Is it because the continued importation profits and benefits a certain cabal in government?

And pray, was it not last year that the Dangote refinery was billed to have started production? What is the new date?

Last Tuesday, in buckling, the federal government explained that the subsidy removal plan has been suspended for 18 months, apparently to ensure that the burden and consequences of whatever decision thereof, would no longer be that of the sitting President. In 17 months or so from now, his tenure would end, by May 29, 2023.

Already, the failure to carry on with the subsidy removal plan would mean the return of the Petroleum Industrial Act (PIA) back to the National Assembly, as the existing PIA has no provision for fuel subsidy. So, for how long shall we keep postponing the evil day? While many Nigerians believe that the so-called subsidy is just about the only thing they get or benefit as citizens of an oil-producing country, so it should not be removed, a few, largely the elite, argue that the real beneficiaries of the subsidy regime are the powerful cabal in and out of government, and not the ordinary hapless poor Nigerians, therefore, it should be completely removed, so we can face reality. I belong to the latter group.

We cannot continue to support the greed and crookery of a handful of us at the expense of the larger public.

But more importantly, is the urgent need for government to build new refineries and wrest Nigeria from the captivity of needless importation. If we have local refineries that can refine for local use, Nigeria would be out of the dark wood of continued fuel importation, with all its concomitant troubles and economic complications.
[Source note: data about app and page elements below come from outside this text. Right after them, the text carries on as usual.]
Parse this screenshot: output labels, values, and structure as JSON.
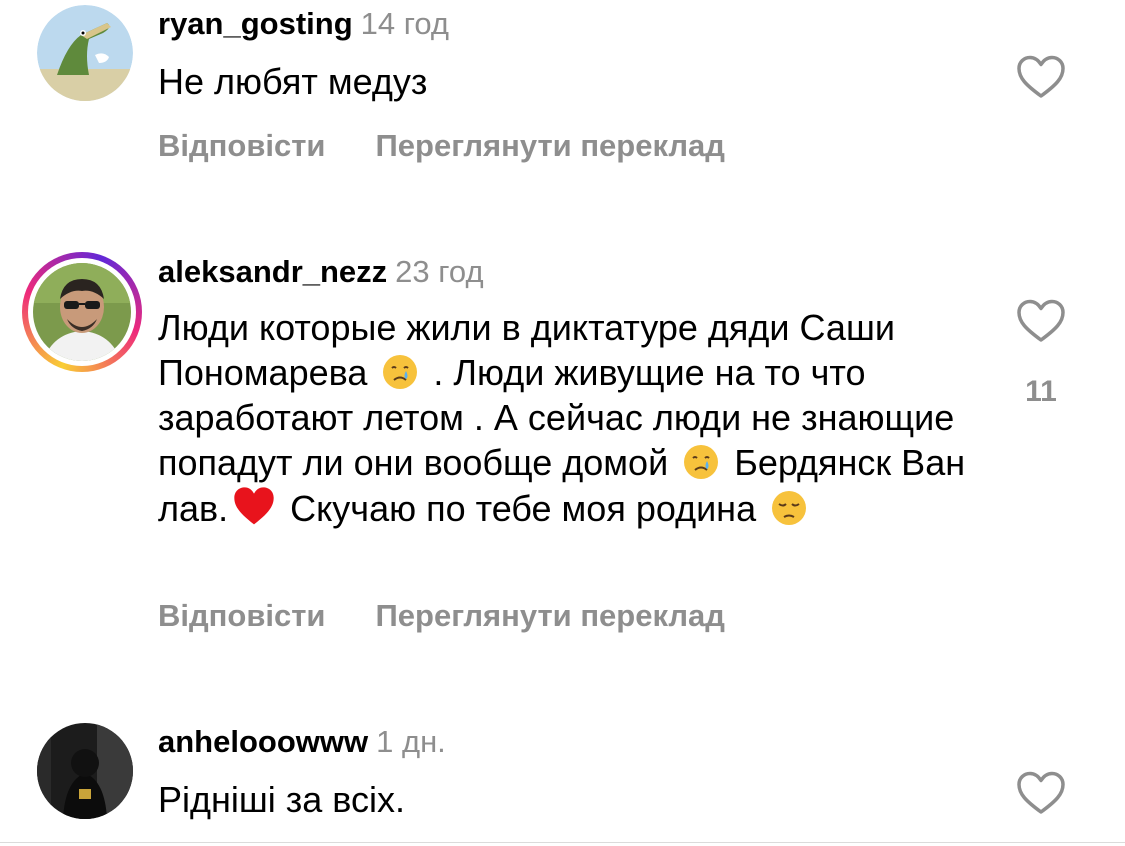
{
  "comments": [
    {
      "username": "ryan_gosting",
      "time": "14 год",
      "text": "Не любят медуз",
      "reply_label": "Відповісти",
      "translate_label": "Переглянути переклад",
      "avatar_icon": "crocodile-avatar",
      "like_count": ""
    },
    {
      "username": "aleksandr_nezz",
      "time": "23 год",
      "text_parts": [
        "Люди которые жили в диктатуре дяди Саши Пономарева ",
        " . Люди живущие на то что заработают летом .  А сейчас люди не знающие попадут ли они вообще домой ",
        " Бердянск Ван лав.",
        " Скучаю по тебе моя родина "
      ],
      "emojis": [
        "crying-face",
        "crying-face",
        "red-heart",
        "pensive-face"
      ],
      "reply_label": "Відповісти",
      "translate_label": "Переглянути переклад",
      "avatar_icon": "man-sunglasses-avatar",
      "like_count": "11"
    },
    {
      "username": "anhelooowww",
      "time": "1 дн.",
      "text": "Рідніші за всіх.",
      "avatar_icon": "dark-hoodie-avatar",
      "like_count": ""
    }
  ],
  "colors": {
    "secondary_text": "#8e8e8e",
    "primary_text": "#000000",
    "story_ring_start": "#f9ce34",
    "story_ring_mid": "#ee2a7b",
    "story_ring_end": "#6228d7"
  }
}
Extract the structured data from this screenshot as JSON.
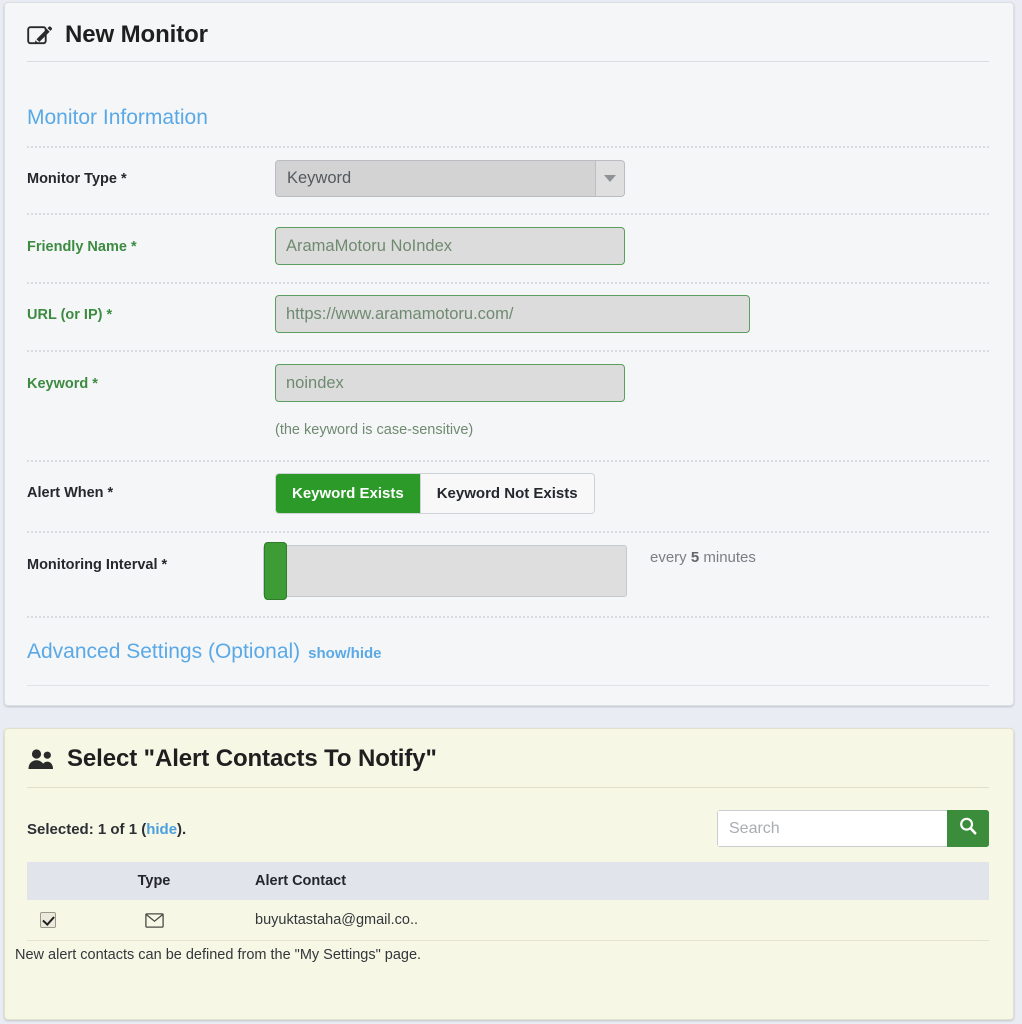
{
  "monitor_panel": {
    "title": "New Monitor",
    "icon": "edit-pencil-square-icon",
    "section_title": "Monitor Information",
    "fields": {
      "monitor_type": {
        "label": "Monitor Type *",
        "value": "Keyword",
        "arrow_icon": "chevron-down-icon"
      },
      "friendly_name": {
        "label": "Friendly Name *",
        "value": "AramaMotoru NoIndex"
      },
      "url": {
        "label": "URL (or IP) *",
        "value": "https://www.aramamotoru.com/"
      },
      "keyword": {
        "label": "Keyword *",
        "value": "noindex",
        "hint": "(the keyword is case-sensitive)"
      },
      "alert_when": {
        "label": "Alert When *",
        "options": [
          "Keyword Exists",
          "Keyword Not Exists"
        ],
        "selected": "Keyword Exists"
      },
      "monitoring_interval": {
        "label": "Monitoring Interval *",
        "value_prefix": "every ",
        "value_number": "5",
        "value_suffix": " minutes"
      }
    },
    "advanced": {
      "label": "Advanced Settings (Optional)",
      "toggle": "show/hide"
    }
  },
  "contacts_panel": {
    "title": "Select \"Alert Contacts To Notify\"",
    "icon": "users-icon",
    "selected_prefix": "Selected: 1 of 1 (",
    "selected_link": "hide",
    "selected_suffix": ").",
    "search": {
      "placeholder": "Search",
      "value": "",
      "button_icon": "magnifier-icon"
    },
    "table": {
      "headers": [
        "",
        "Type",
        "Alert Contact"
      ],
      "rows": [
        {
          "checked": true,
          "type_icon": "envelope-icon",
          "contact": "buyuktastaha@gmail.co.."
        }
      ]
    },
    "footer_note": "New alert contacts can be defined from the \"My Settings\" page."
  },
  "colors": {
    "accent_blue": "#5aa9e6",
    "accent_green": "#2c9a28",
    "label_green": "#3d8b40",
    "panel_cream": "#f7f7e6",
    "panel_grey": "#f5f6f8"
  }
}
In all, the decision of the federal government to suspend the removal of the fuel subsidy is clearly, a politically expedient move, not only to save whatever that is left of the image of the ruling APC, but also to suspend the pepperish anguish of Nigerians who are literally grinding their teeth, in the light of the crushing strokes of the economy.